Published twenty-six years after President Franklin D. Roosevelt proposed a reorganization of the judiciary that included his controversial "court-packing" plan, Supreme Court presents a fictionalized account of a similar plan which is never actualized.
Francis Copley Dalton, Justice of the Supreme Court of the United States, is a friend of the President and becomes entangled in his plan to enlarge the Supreme court. Although grateful for previous favors, Francis Dalton is uncomfortable with his decision and, finally, when a vacancy in the Court occurs, Justice Dalton must reconsider his position.
Filled with political caricatures, perhaps not all that exaggerated, and a shake of romance, Supreme Court provides a rare look into court chambers and will interest all history buffs intrigued by decision making in the judicial branch and its impact on the balance of power.
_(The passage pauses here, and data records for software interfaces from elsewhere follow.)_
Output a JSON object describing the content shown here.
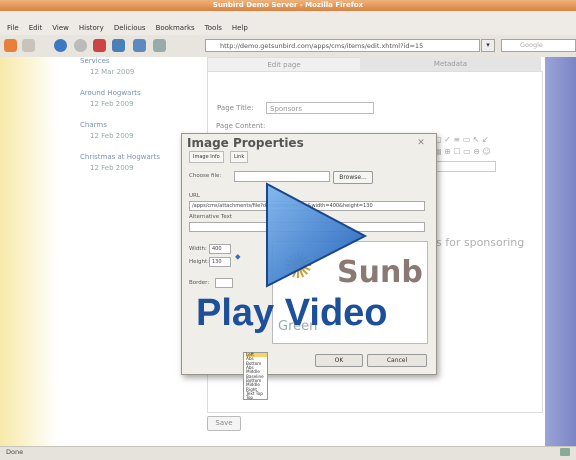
{
  "window": {
    "title": "Sunbird Demo Server - Mozilla Firefox"
  },
  "menu": [
    "File",
    "Edit",
    "View",
    "History",
    "Delicious",
    "Bookmarks",
    "Tools",
    "Help"
  ],
  "toolbar": {
    "url": "http://demo.getsunbird.com/apps/cms/items/edit.xhtml?id=15",
    "search_placeholder": "Google"
  },
  "sidebar": {
    "items": [
      {
        "title": "Services",
        "date": "12 Mar 2009"
      },
      {
        "title": "Around Hogwarts",
        "date": "12 Feb 2009"
      },
      {
        "title": "Charms",
        "date": "12 Feb 2009"
      },
      {
        "title": "Christmas at Hogwarts",
        "date": "12 Feb 2009"
      }
    ]
  },
  "editor": {
    "tabs": [
      "Edit page",
      "Metadata"
    ],
    "page_title_label": "Page Title:",
    "page_title_value": "Sponsors",
    "page_content_label": "Page Content:",
    "body_text": "s for sponsoring",
    "cancel_label": "Save"
  },
  "dialog": {
    "title": "Image Properties",
    "tabs": [
      "Image Info",
      "Link"
    ],
    "choose_file_label": "Choose file:",
    "browse_label": "Browse...",
    "url_label": "URL",
    "url_value": "/apps/cms/attachments/file?disposition=inline&width=400&height=130",
    "alt_label": "Alternative Text",
    "width_label": "Width:",
    "width_value": "400",
    "height_label": "Height:",
    "height_value": "130",
    "border_label": "Border:",
    "ok_label": "OK",
    "cancel_label": "Cancel",
    "preview_logo": "Sunb",
    "preview_caption": "Green",
    "align_options": [
      "Left",
      "Abs Bottom",
      "Abs Middle",
      "Baseline",
      "Bottom",
      "Middle",
      "Right",
      "Text Top",
      "Top"
    ]
  },
  "overlay": {
    "play_label": "Play Video"
  },
  "status": {
    "text": "Done"
  },
  "colors": {
    "play_blue": "#1e4f9a",
    "title_orange": "#e0924e"
  }
}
Although written over 50 years ago, the politics is still dead center.